“I would be cautiously optimistic” about Boggs’ nomination going forward, said Randy Evans, a McKenna Long & Aldridge partner with close connections to state and national Republicans. Evans, who co-chairs Gov. Nathan Deal’s Judicial Nominating Commission, said he does not expect Boggs to get a confirmation vote during Congress’s upcoming lame duck session while Senate Democrats still hold the majority.
Evans also said that, given the president’s commitment to Boggs and the deal that led to his nomination, the Georgia appellate judge would have “a reasonable chance” of securing a newly constituted Senate Judiciary Committee’s approval and then winning a simple majority of the Senate under relaxed filibuster rules adopted last year.
During Boggs’ two terms in the General Assembly, from 2001 to 2004, Boggs voted in favor of keeping the Confederate flag emblem as part of the state flag and and publicly naming doctors who provide abortions. He also introduced a constitutional amendment to ban same-sex marriage in the state.
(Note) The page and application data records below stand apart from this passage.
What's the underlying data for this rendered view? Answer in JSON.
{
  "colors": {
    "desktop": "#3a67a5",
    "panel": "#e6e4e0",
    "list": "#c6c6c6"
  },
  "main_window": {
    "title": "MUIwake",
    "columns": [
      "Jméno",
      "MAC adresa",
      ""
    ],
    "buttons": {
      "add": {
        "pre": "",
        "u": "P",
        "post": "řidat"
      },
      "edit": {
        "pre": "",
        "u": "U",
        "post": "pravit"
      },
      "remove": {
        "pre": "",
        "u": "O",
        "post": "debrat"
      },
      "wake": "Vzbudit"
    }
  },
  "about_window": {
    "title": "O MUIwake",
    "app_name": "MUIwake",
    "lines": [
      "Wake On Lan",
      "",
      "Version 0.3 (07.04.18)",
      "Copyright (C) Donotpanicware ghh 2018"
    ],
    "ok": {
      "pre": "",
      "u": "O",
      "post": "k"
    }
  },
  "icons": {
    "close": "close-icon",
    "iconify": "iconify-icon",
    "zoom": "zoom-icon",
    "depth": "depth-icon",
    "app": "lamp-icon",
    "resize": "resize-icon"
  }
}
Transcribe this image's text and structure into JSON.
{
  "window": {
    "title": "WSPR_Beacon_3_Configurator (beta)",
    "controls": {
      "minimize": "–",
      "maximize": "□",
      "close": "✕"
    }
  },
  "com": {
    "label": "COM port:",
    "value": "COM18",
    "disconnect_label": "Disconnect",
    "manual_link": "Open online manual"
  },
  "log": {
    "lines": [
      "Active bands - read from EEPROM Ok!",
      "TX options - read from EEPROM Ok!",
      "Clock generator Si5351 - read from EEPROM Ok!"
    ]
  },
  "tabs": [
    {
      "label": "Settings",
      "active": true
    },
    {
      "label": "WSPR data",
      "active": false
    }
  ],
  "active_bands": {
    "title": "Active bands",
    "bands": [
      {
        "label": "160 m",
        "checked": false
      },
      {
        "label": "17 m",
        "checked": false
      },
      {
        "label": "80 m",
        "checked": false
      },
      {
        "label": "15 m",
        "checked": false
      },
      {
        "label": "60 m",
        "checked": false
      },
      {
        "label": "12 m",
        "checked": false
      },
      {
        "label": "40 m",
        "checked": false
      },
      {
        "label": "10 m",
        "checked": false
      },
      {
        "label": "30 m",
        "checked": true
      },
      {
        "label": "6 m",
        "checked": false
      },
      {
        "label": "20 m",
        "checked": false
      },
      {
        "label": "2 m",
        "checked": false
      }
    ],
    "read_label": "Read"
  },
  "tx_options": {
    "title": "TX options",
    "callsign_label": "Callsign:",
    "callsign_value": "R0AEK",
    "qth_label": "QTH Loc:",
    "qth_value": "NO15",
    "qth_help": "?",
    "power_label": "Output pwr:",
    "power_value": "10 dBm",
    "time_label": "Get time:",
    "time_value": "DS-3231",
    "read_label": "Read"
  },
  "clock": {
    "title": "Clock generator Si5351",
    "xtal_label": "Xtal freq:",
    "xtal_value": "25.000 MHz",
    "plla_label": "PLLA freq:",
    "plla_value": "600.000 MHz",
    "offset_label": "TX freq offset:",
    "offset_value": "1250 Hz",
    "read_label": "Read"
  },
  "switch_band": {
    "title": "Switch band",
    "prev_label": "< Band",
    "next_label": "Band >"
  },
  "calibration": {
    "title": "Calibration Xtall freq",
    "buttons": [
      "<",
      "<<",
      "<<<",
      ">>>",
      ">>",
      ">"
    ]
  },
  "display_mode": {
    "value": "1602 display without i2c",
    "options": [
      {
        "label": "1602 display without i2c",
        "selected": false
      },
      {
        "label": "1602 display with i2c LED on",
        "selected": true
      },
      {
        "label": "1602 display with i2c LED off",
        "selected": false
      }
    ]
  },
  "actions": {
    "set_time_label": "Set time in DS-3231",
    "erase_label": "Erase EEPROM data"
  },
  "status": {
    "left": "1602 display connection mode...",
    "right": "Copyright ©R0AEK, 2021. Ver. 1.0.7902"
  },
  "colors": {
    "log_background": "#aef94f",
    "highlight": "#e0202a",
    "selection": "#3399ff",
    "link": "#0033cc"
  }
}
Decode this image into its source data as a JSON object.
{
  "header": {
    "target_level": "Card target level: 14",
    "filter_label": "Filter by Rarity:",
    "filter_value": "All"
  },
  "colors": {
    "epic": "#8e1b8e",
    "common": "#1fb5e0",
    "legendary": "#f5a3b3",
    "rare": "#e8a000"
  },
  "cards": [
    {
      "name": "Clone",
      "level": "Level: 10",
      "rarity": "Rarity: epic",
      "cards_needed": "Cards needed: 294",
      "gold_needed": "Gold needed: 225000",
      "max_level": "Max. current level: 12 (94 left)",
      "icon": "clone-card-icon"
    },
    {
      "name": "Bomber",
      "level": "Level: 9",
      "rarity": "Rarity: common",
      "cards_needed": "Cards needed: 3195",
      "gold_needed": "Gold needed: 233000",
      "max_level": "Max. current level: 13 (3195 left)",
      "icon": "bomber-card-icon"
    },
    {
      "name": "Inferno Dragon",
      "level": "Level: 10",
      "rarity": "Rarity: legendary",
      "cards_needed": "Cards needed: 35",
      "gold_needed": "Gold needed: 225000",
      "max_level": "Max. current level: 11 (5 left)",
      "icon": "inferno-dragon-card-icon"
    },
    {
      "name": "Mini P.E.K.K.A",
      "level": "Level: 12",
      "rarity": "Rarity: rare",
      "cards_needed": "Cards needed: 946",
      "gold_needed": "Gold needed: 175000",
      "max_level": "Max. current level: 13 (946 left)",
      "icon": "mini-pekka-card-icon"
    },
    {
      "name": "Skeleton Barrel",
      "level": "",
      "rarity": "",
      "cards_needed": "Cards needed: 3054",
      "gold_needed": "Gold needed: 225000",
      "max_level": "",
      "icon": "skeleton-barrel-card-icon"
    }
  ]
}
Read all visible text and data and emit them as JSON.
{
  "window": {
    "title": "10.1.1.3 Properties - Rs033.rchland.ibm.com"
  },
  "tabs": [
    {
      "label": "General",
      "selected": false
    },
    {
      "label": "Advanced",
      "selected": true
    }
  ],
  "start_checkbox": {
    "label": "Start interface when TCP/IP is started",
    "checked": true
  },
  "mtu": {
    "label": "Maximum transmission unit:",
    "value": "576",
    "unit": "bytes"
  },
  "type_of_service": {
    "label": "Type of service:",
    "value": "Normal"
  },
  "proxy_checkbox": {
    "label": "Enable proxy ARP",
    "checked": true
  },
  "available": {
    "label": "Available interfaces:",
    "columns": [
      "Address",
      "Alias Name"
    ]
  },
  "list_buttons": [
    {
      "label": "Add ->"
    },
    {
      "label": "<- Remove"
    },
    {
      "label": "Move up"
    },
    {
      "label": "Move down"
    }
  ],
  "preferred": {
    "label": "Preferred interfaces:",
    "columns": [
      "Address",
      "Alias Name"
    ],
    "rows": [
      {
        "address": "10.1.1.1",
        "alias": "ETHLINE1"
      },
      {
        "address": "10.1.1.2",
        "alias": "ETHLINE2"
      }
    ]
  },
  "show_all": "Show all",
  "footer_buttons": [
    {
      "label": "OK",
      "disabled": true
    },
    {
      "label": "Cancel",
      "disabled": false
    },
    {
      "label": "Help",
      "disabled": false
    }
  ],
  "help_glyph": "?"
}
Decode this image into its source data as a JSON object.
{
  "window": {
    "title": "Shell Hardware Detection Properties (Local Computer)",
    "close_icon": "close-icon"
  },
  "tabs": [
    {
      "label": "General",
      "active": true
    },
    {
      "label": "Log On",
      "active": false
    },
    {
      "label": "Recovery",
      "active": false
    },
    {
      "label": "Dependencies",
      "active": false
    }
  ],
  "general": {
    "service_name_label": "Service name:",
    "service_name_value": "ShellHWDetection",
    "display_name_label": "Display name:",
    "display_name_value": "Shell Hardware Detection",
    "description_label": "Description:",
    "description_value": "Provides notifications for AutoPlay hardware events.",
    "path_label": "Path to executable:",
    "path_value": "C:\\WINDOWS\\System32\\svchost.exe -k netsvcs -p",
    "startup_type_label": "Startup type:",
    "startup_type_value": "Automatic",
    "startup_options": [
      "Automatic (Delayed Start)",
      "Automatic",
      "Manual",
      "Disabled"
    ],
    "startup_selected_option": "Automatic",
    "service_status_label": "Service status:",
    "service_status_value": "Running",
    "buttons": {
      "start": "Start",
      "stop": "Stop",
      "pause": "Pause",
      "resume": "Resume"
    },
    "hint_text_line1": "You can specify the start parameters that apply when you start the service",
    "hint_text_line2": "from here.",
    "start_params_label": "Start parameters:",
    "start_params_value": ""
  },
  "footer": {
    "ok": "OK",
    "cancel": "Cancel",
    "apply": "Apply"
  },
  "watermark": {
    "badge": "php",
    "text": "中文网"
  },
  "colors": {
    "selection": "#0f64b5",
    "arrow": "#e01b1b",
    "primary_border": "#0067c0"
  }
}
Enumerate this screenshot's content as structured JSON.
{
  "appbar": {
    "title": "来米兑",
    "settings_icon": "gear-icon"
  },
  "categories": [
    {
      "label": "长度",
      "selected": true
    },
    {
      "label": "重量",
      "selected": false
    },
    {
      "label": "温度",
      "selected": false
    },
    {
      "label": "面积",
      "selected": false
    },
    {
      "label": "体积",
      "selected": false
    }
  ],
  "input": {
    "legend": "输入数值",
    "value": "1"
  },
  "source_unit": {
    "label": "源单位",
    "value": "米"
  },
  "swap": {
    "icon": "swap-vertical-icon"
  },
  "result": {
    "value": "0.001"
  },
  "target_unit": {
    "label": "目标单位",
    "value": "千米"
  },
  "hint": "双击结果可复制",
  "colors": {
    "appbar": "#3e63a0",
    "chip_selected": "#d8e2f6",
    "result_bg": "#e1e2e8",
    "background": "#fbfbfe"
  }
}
Boggs also argued while serving in the Georgia legislature against “activist judges” that he believed were working to bring marriage equality to same-sex couples.
“It is our strong belief that this appointment would undermine the progress of the LGBT community in Georgia and across the country,” said Molly Simmons, Atlanta Member of HRC’s Board of Directors, in a prepared statement at the time. “All Georgians deserve judicial officials who will treat them equally under the law and we urge Senators Isakson and Chambliss to reconsider this judicial nomination.”
Boggs was grilled by Democratic senators in a confirmation hearing last June and couldn’t recover, with Sen. Patrick Leahy confirming that the Georgia judge did not have the votes to get out of the Senate Judiciary Committee and his path to the federal bench was blocked, until now.